No other city has such a great variety and concentration of buildings in the styles of the 1930s, including Spanish Mission, Stripped Classical, and especially Art Deco. Napier is known as the Art Deco Capital of the world.
The Art Deco Capital is situated on one of the world’s most active tectonic fault lines.
New Zealand’s deadliest earthquake took place on February 3rd 1931, killing 258 people and leveling many of Napier’s buildings. The 7.9 magnitude quake broke the water mains, and hours later fires destroyed most of the remaining buildings.
The HMS Veronica, an Acacia-class sloop of the Royal Navy, was in port at Napier on the day of the quake. She radioed Auckland for help, and her sailors helped with rescue and salvage. The sea bed rose up beneath her, so she was docked for inspection. She and her crew are commemorated by the Veronica Sunbay, above. This is actually a replica of the one built in the 1930s.
Napier began to rebuild as soon as possible, in part to inspire optimize in her citizens after the disaster.
Three characteristics were important in the new buildings – they needed to be safe, modern and inexpensive.

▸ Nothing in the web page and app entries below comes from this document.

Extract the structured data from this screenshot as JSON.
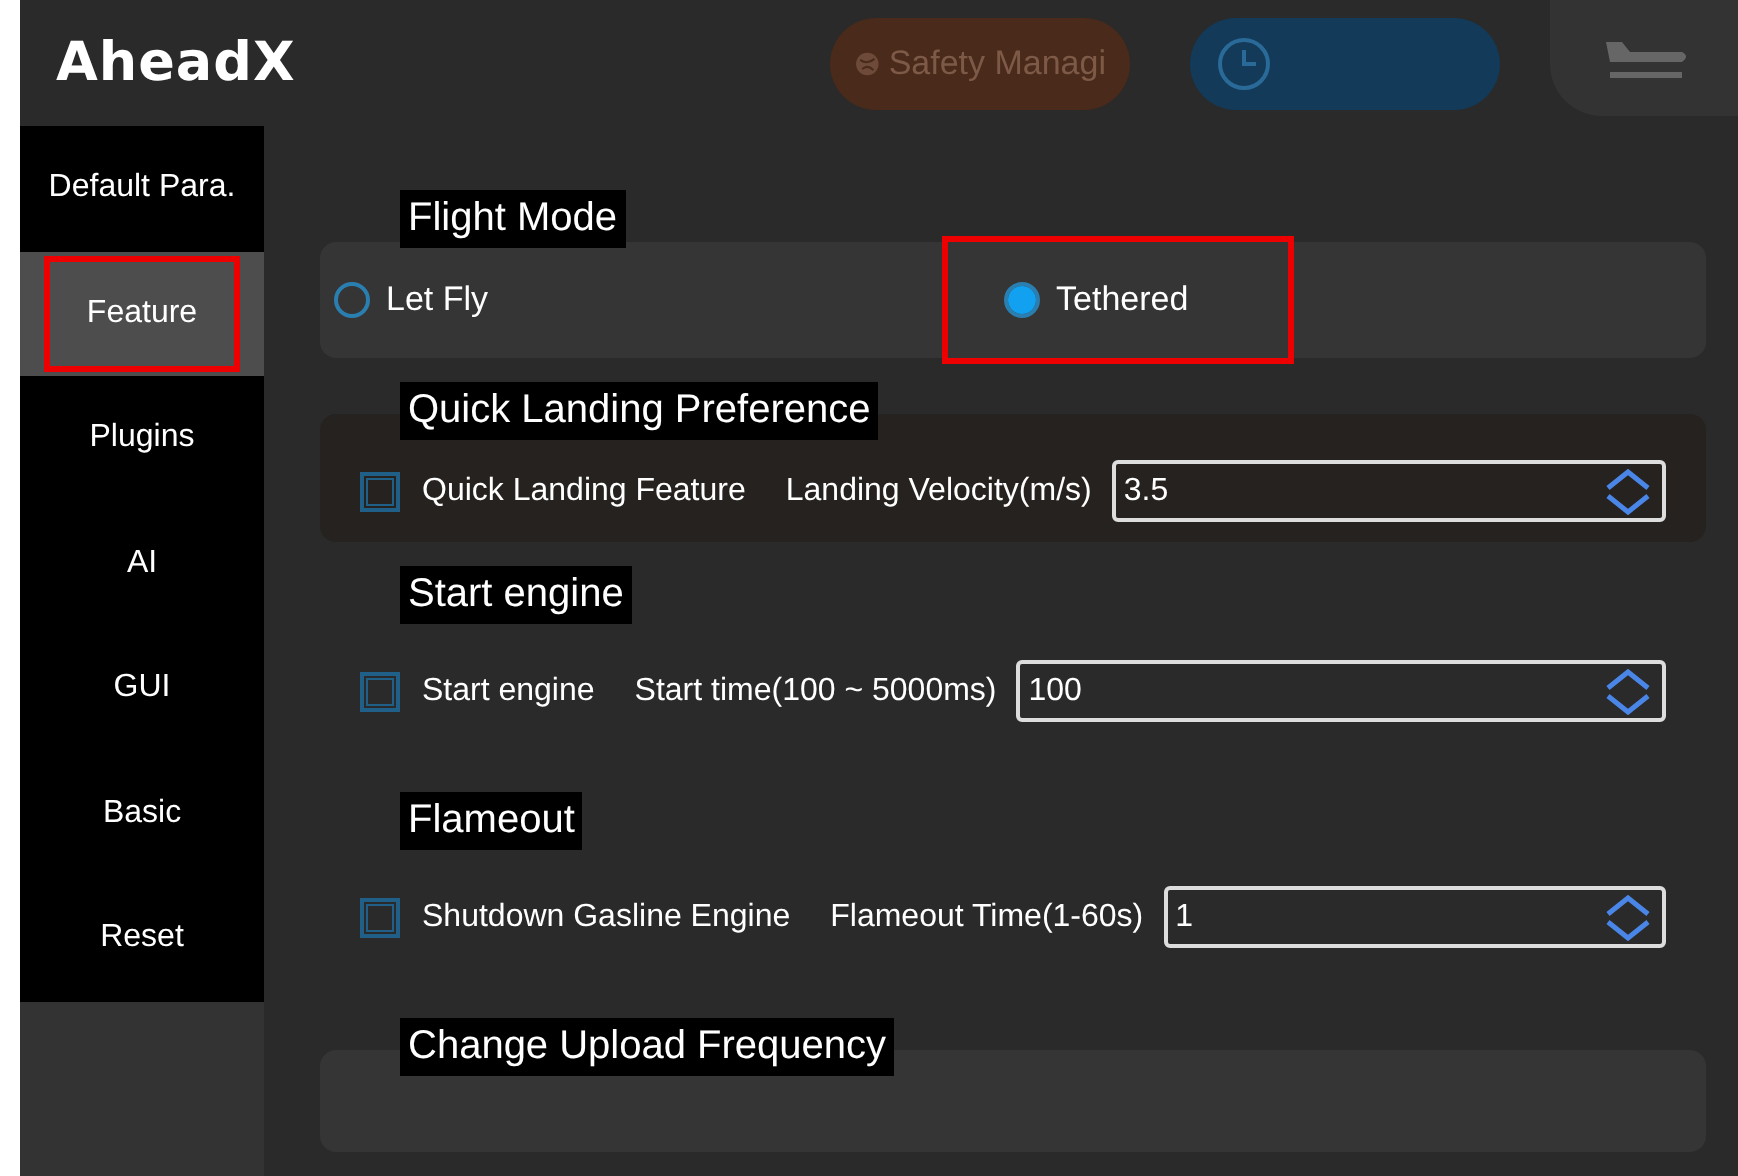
{
  "header": {
    "logo": "AheadX",
    "buttons": [
      {
        "kind": "safety",
        "label": "Safety Managi"
      },
      {
        "kind": "clock"
      },
      {
        "kind": "plane"
      }
    ]
  },
  "sidebar": {
    "items": [
      {
        "label": "Default Para.",
        "selected": false,
        "highlighted": false
      },
      {
        "label": "Feature",
        "selected": true,
        "highlighted": true
      },
      {
        "label": "Plugins",
        "selected": false,
        "highlighted": false
      },
      {
        "label": "AI",
        "selected": false,
        "highlighted": false
      },
      {
        "label": "GUI",
        "selected": false,
        "highlighted": false
      },
      {
        "label": "Basic",
        "selected": false,
        "highlighted": false
      },
      {
        "label": "Reset",
        "selected": false,
        "highlighted": false
      }
    ]
  },
  "sections": [
    {
      "title": "Flight Mode",
      "kind": "radio",
      "panel": true,
      "options": [
        {
          "label": "Let Fly",
          "selected": false,
          "highlighted": false
        },
        {
          "label": "Tethered",
          "selected": true,
          "highlighted": true
        }
      ]
    },
    {
      "title": "Quick Landing Preference",
      "kind": "checkbox",
      "panel": true,
      "checkbox": {
        "label": "Quick Landing Feature",
        "checked": false
      },
      "field": {
        "label": "Landing Velocity(m/s)",
        "value": "3.5"
      }
    },
    {
      "title": "Start engine",
      "kind": "checkbox",
      "panel": false,
      "checkbox": {
        "label": "Start engine",
        "checked": false
      },
      "field": {
        "label": "Start time(100 ~ 5000ms)",
        "value": "100"
      }
    },
    {
      "title": "Flameout",
      "kind": "checkbox",
      "panel": false,
      "checkbox": {
        "label": "Shutdown Gasline Engine",
        "checked": false
      },
      "field": {
        "label": "Flameout Time(1-60s)",
        "value": "1"
      }
    },
    {
      "title": "Change Upload Frequency",
      "kind": "heading",
      "panel": true
    }
  ]
}
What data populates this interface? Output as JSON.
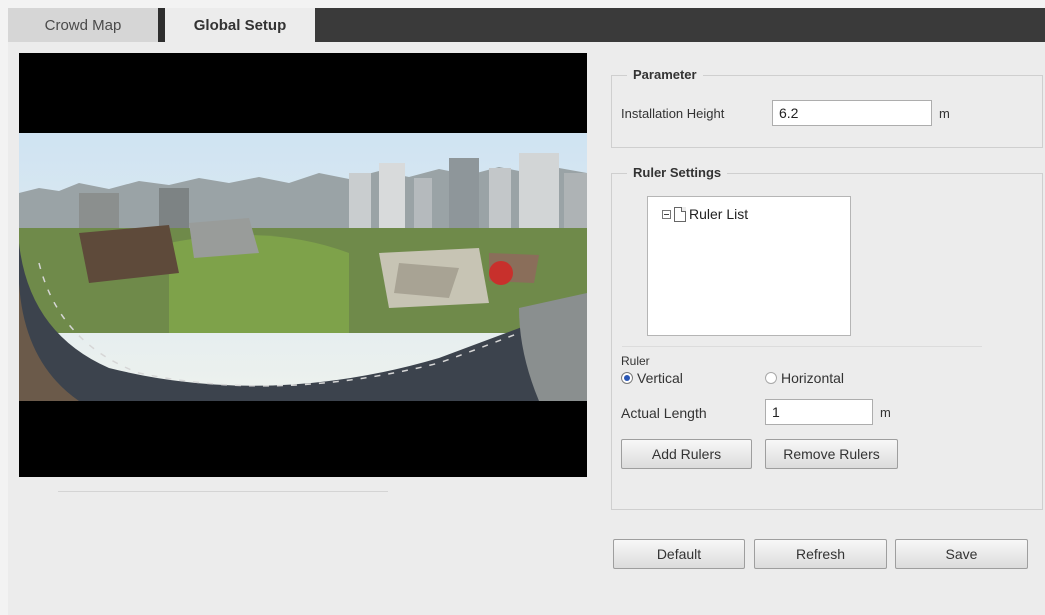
{
  "tabs": [
    {
      "label": "Crowd Map",
      "active": false
    },
    {
      "label": "Global Setup",
      "active": true
    }
  ],
  "parameter": {
    "legend": "Parameter",
    "installation_height_label": "Installation Height",
    "installation_height_value": "6.2",
    "unit": "m"
  },
  "ruler_settings": {
    "legend": "Ruler Settings",
    "tree_root": "Ruler List",
    "ruler_label": "Ruler",
    "vertical_label": "Vertical",
    "horizontal_label": "Horizontal",
    "selected_orientation": "Vertical",
    "actual_length_label": "Actual Length",
    "actual_length_value": "1",
    "unit": "m",
    "add_button": "Add Rulers",
    "remove_button": "Remove Rulers"
  },
  "footer_buttons": {
    "default": "Default",
    "refresh": "Refresh",
    "save": "Save"
  },
  "colors": {
    "tab_bar": "#3a3a3a",
    "panel_bg": "#ececec",
    "video_bg": "#000000",
    "radio_selected": "#2b57b5"
  }
}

Art Deco was perfect for this.
Art Deco eschewed the kind of ornamental details that were first things to fall into the streets during the 1931 earthquake. The Masonic Hotel, above, is one of two buildings in Napier with parapet ornaments, and they were built to be earthquake-proof – at least by the standards of the time.

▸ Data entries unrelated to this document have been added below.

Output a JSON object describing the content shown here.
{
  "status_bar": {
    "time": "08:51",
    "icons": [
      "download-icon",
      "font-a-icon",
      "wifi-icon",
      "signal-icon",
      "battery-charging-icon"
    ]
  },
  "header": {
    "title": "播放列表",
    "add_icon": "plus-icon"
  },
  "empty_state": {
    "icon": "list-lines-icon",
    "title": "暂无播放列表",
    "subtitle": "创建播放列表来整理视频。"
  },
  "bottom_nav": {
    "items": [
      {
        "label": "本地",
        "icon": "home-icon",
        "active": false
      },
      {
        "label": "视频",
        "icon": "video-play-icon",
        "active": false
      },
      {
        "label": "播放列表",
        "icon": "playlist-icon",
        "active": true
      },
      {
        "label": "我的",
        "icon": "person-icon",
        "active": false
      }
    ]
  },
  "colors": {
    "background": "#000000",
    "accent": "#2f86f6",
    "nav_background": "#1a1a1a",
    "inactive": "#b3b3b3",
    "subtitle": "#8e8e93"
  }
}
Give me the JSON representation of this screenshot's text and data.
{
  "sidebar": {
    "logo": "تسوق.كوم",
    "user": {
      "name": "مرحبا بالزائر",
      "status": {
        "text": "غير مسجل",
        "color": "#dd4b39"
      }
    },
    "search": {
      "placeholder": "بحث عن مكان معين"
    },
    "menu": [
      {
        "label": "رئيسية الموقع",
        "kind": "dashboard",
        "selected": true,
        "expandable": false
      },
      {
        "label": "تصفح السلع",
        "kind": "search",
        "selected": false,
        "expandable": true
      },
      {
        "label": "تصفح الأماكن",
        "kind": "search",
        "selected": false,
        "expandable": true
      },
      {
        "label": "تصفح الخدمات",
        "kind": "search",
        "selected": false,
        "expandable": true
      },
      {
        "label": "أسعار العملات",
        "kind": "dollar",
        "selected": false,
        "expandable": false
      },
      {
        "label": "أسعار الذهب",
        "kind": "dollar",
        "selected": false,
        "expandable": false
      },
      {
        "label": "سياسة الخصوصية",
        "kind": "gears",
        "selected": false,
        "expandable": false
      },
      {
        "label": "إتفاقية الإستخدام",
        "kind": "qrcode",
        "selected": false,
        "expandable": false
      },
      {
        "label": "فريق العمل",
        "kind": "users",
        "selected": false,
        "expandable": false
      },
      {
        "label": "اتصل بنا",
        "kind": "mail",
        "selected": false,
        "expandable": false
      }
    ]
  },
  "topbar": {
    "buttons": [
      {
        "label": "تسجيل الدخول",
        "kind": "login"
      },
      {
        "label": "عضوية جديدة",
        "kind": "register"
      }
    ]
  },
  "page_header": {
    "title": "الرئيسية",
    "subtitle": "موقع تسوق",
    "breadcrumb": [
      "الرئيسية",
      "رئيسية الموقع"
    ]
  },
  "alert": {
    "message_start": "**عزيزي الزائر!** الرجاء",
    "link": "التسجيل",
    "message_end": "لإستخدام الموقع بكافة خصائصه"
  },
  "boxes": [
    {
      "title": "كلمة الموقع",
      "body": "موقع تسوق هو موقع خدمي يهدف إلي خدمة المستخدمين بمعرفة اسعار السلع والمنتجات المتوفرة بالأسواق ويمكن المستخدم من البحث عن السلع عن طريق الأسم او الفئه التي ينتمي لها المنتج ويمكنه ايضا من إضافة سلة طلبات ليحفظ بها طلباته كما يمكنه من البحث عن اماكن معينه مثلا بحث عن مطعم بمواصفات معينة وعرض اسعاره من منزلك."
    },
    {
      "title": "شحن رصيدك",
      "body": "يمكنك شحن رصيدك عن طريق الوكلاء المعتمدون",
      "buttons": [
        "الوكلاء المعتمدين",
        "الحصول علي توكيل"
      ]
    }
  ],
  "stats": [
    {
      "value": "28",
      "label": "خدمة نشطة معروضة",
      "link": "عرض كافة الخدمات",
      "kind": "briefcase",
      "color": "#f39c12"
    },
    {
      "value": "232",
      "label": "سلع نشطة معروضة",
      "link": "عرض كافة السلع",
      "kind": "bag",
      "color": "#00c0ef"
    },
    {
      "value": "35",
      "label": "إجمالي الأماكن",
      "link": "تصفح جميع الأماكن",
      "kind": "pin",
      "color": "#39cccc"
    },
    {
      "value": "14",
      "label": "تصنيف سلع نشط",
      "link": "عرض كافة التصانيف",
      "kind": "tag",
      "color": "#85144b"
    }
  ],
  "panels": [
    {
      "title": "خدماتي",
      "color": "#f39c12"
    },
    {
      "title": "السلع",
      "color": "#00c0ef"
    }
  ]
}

Art Deco architecture was the successor to and reaction against Art Nouveau, a style which flourished in Europe between 1895 and 1900.
It’s real different from buildings in the Art Deco style.
“In 1905 Eugène Grasset wrote and published Méthode de Composition Ornementale, Éléments Rectilignes, in which he systematically explored the decorative (ornamental) aspects of geometric elements, forms, motifs and their variations, in contrast with (and as a departure from) the undulating Art Nouveau style of Hector Guimard, so popular in Paris a few years earlier.” – Wikipedia
“Grasset stressed the principle that various simple geometric shapes like triangles and squares are the basis of all compositional arrangements. The reinforced concrete buildings of Auguste Perret and Henri Sauvage, and particularly the Theatre des Champs-Elysees, offered a new form of construction and decoration which was copied worldwide. ” – Wikipedia
Hawkes Bay Chambers is an excellent example of the Art Deco style.
“Art Deco was associated with both luxury and modernity; it combined very expensive materials and exquisite craftsmanship put into modernistic forms. Nothing was cheap about Art Deco: pieces of furniture included ivory and silver inlays, and pieces of Art Deco jewelry combined diamonds with platinum, jade, and other precious materials.” – Wikipedia
The style became more simplified by the 1930s. And Napier didn’t really need luxury , she needed inexpensive buildings fast, and buildings that she could be proud of.
I need to make a point of going back to see as many building interiors as I can. I suspect that I’ll find some touches of luxury.
A boy from the 1930s waves to his mother across Emerson Street.
In 1922 Howard Carter discovered Tutankhamun’s nearly intact tomb. This sparked a renewed public interest in ancient Egypt, and Egyptian motifs showed up in the decorative elements of Art Deco architecture. Hotel Central Provincial Hotel, below, is a great example.
Zoom in for a close look at the ziggurats, the lotus and falcons on the capitals, and the sunbursts and the zigzag patterns.
Colenso Chambers, below, has a nice Spanish Missions style.
The Provincial Hotel, below, is another example of the Spanish Missions style.
Trinity Methodist Church was built in 1876. It’s a great example of colonial wooden church architecture. It’s now the only church in Napier’s city center built before the 1931 earthquake.
The Public Trust Office, below, is a Classical Revival design, not really in favor by the 1930s. It’s solid mass allowed it to survive the quake.
The term Art Deco was coined for that style only in the 1960s. During rebuilding the people of Napier only knew that they were building one of the most modern cities architecturally in the world.
Much of Napier, today’s Art Deco Capital of the world, was rebuilt in just two years.
Of 164 buildings built between 1920 and 1940, 140 stand today.
The Art Deco Capital is a well preserved relic of that time period.
County Hotel was the second reinforced concrete building in Napier, which probably helped it survive the quake.
The earliest sections of the Hawkes Bay Museum & Art Gallery were completed between 1936 and 1937.
Pania was a beautiful sea maiden who fell in love with a Maori Chief. Their love couldn’t last, and Pania was drawn back to the sea to become the Pania Reef. Her statue in the Art Deco Capital is one of the most photographed sights in New Zealand.
This is one of my longer posts, but there are a lot of great buildings in the Art Deco Capital that I haven’t shown you. Many more are included in the full gallery of 80 pictures below.